Bloated even by the standards of the contemporary Hollywood blockbuster, Peter Jackson's utterly gratuitous 2005 remake is about twice as long as it needs to be, wasting an hour on tedious exposition before devolving into a morass of video-game-like fight scenes pitting Kong against various CGI monsters, all of them hideously ugly. The visual effects have a certain intrinsic value (although I'm not sure the same can be said for Jack Black's inexplicable performance), but the movie's most striking achievement is somehow being more racist than the far superior 1933 original. For anyone left wanting more, the extras disc includes three hours of behind-the-scenes footage.
This new four-disc box packages together three films from the popular New Wave fellow traveler.

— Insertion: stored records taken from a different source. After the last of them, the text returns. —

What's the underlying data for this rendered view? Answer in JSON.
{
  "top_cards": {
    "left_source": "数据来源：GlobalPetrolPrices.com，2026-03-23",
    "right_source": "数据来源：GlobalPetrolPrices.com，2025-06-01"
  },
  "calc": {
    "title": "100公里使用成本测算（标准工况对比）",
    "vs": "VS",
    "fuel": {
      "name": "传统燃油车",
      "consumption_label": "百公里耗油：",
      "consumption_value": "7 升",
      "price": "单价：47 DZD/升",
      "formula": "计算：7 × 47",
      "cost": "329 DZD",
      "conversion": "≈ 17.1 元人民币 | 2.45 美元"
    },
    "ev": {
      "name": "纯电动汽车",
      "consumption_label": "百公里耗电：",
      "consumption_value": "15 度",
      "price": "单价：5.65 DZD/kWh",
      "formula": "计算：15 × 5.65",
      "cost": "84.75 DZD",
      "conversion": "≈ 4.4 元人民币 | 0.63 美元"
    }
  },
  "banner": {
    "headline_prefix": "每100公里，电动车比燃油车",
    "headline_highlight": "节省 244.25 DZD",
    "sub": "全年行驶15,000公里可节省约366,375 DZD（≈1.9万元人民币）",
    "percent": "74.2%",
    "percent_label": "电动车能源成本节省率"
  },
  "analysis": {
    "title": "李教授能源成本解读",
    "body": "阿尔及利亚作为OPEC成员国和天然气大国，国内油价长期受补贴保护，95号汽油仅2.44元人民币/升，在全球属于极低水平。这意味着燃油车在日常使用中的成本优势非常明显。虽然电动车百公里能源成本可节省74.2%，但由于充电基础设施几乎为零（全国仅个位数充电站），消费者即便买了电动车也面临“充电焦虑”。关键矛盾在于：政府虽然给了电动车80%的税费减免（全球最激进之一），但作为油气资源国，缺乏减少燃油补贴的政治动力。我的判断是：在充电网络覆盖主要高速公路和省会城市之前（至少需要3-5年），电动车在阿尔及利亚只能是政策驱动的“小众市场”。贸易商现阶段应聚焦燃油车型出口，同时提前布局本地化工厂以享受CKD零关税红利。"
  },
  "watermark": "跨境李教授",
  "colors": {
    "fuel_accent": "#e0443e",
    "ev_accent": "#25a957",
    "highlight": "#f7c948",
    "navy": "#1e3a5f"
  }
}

Along with the 1971 coming-of-age story Murmur of the Heart, the set includes two World War IIera dramas: Lacombe, Lucien (1974), which addressed the taboo subject of collaboration, and the crowd-pleasing Au Revoir les Enfants (1987). The supplements disc includes a new interview with Malle widow Candice Bergen and three audio interviews with the director.
Whisky (First Run)

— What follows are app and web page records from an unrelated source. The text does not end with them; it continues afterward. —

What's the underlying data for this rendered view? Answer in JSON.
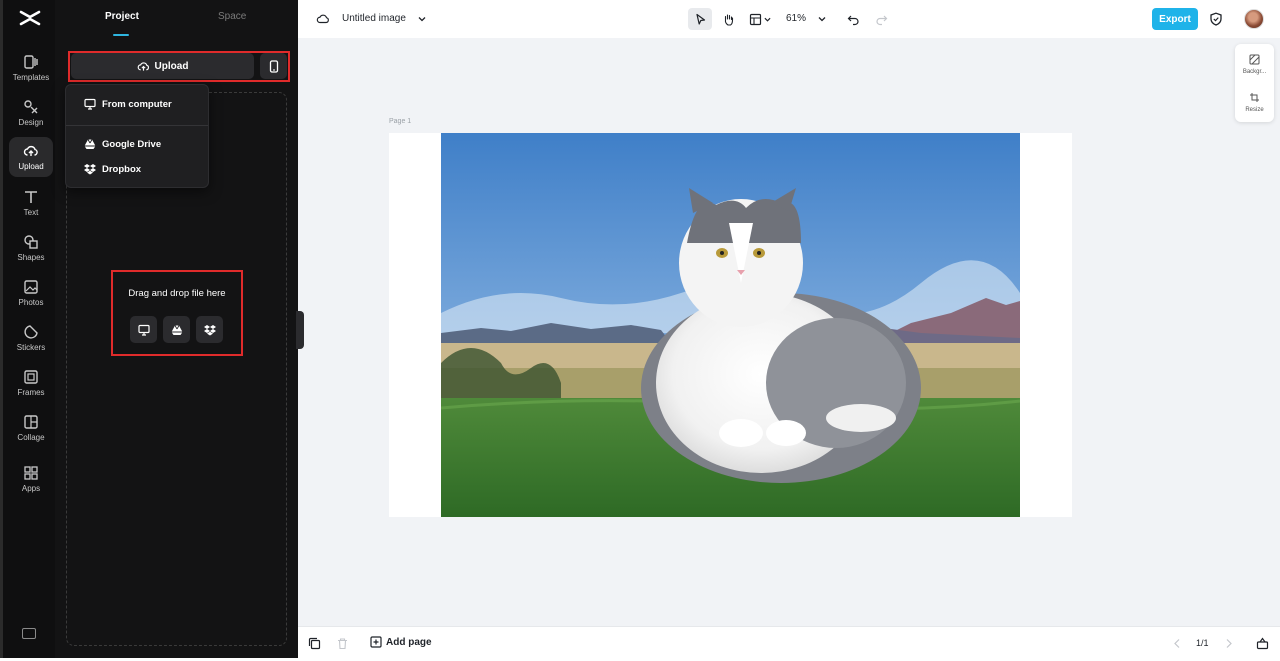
{
  "rail": {
    "items": [
      {
        "label": "Templates"
      },
      {
        "label": "Design"
      },
      {
        "label": "Upload"
      },
      {
        "label": "Text"
      },
      {
        "label": "Shapes"
      },
      {
        "label": "Photos"
      },
      {
        "label": "Stickers"
      },
      {
        "label": "Frames"
      },
      {
        "label": "Collage"
      },
      {
        "label": "Apps"
      }
    ],
    "active": "Upload"
  },
  "panel": {
    "tabs": {
      "project": "Project",
      "space": "Space"
    },
    "upload_label": "Upload",
    "menu": {
      "from_computer": "From computer",
      "google_drive": "Google Drive",
      "dropbox": "Dropbox"
    },
    "drop_text": "Drag and drop file here"
  },
  "topbar": {
    "title": "Untitled image",
    "zoom": "61%",
    "export_label": "Export"
  },
  "rightfloat": {
    "background": "Backgr...",
    "resize": "Resize"
  },
  "canvas": {
    "page_label": "Page 1"
  },
  "bottombar": {
    "add_page": "Add page",
    "page_indicator": "1/1"
  },
  "colors": {
    "accent": "#1fb3e9",
    "highlight_box": "#e02b2b",
    "panel_bg": "#131314"
  }
}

An aging factory owner (Andrés Pazos) persuades a veteran employee (Mirella Pascual) to pose as his wife when his long-unseen brother (Jorge Bolani) comes to visit in this deadpan comedy from Uruguay. Some may be put off by the glacial pacing, but finely shaded performances all around make the most of the skeletal story line.